It’s gotta be time to bite-the-bullet.  The wish-fulfilment approach – that people will apply some sort of system to how they look after safety because that’s the only sensible way to do it – well, that’s not working, particularly it seems, in the small business area.

Time to regulate for the obligation to have something that can, at very least, lay the foundation for a comprehensive systematic approach.  Seems just a bit whacked to me that a demonstrable systematic approach is required once a worker is injured (with the return-to-work obligations) and yet there is nuthin’ for the prevention stuff.

Getting a slapping from a magistrate for having no safe work procedures (as one part of a systematic approach) would work as an incentive if people were busted as often as they are for road traffic naughtiness; but we know that frequency of OHS busts are just not going to happen.

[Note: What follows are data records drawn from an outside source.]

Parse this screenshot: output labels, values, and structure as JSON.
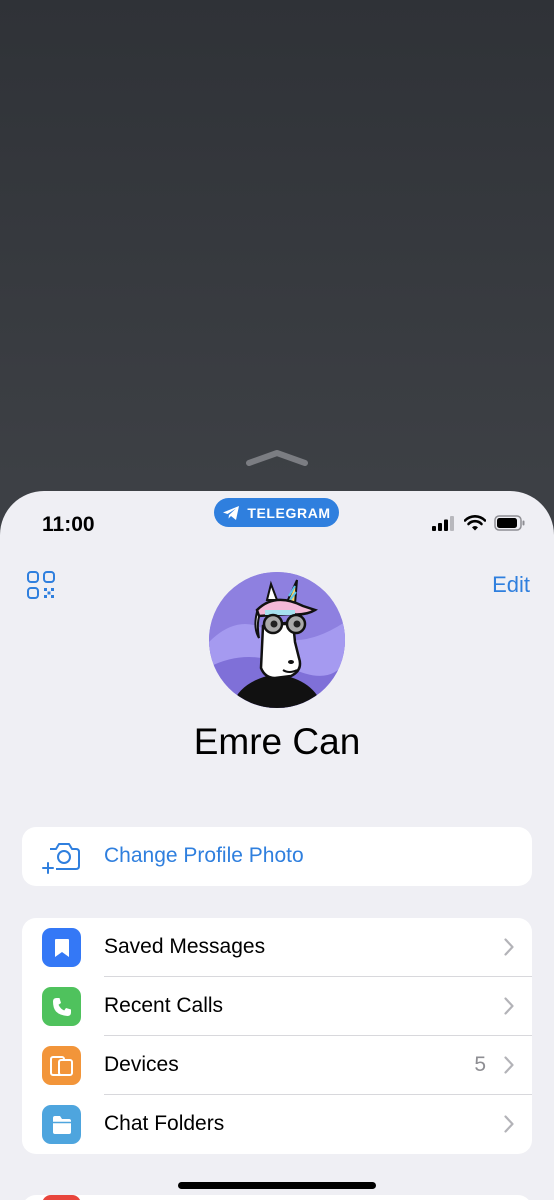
{
  "status_bar": {
    "time": "11:00",
    "app_name": "TELEGRAM"
  },
  "header": {
    "qr_icon": "qr-code-icon",
    "edit_label": "Edit"
  },
  "profile": {
    "name": "Emre Can"
  },
  "change_photo": {
    "label": "Change Profile Photo",
    "icon": "camera-add-icon"
  },
  "menu": {
    "items": [
      {
        "label": "Saved Messages",
        "icon": "bookmark-icon",
        "color": "#3478f6"
      },
      {
        "label": "Recent Calls",
        "icon": "phone-icon",
        "color": "#4fc25d"
      },
      {
        "label": "Devices",
        "icon": "devices-icon",
        "color": "#f2953a",
        "count": "5"
      },
      {
        "label": "Chat Folders",
        "icon": "folder-icon",
        "color": "#4ea5de"
      }
    ]
  },
  "colors": {
    "accent": "#2f7fde",
    "sheet_bg": "#efeff4"
  }
}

The Great Leap Forward (Into The Bleeding Obvious) would have to be regulated in a smart way.   Continue reading “Regulating The Great Leap Forward (Into The Bleeding Obvious)”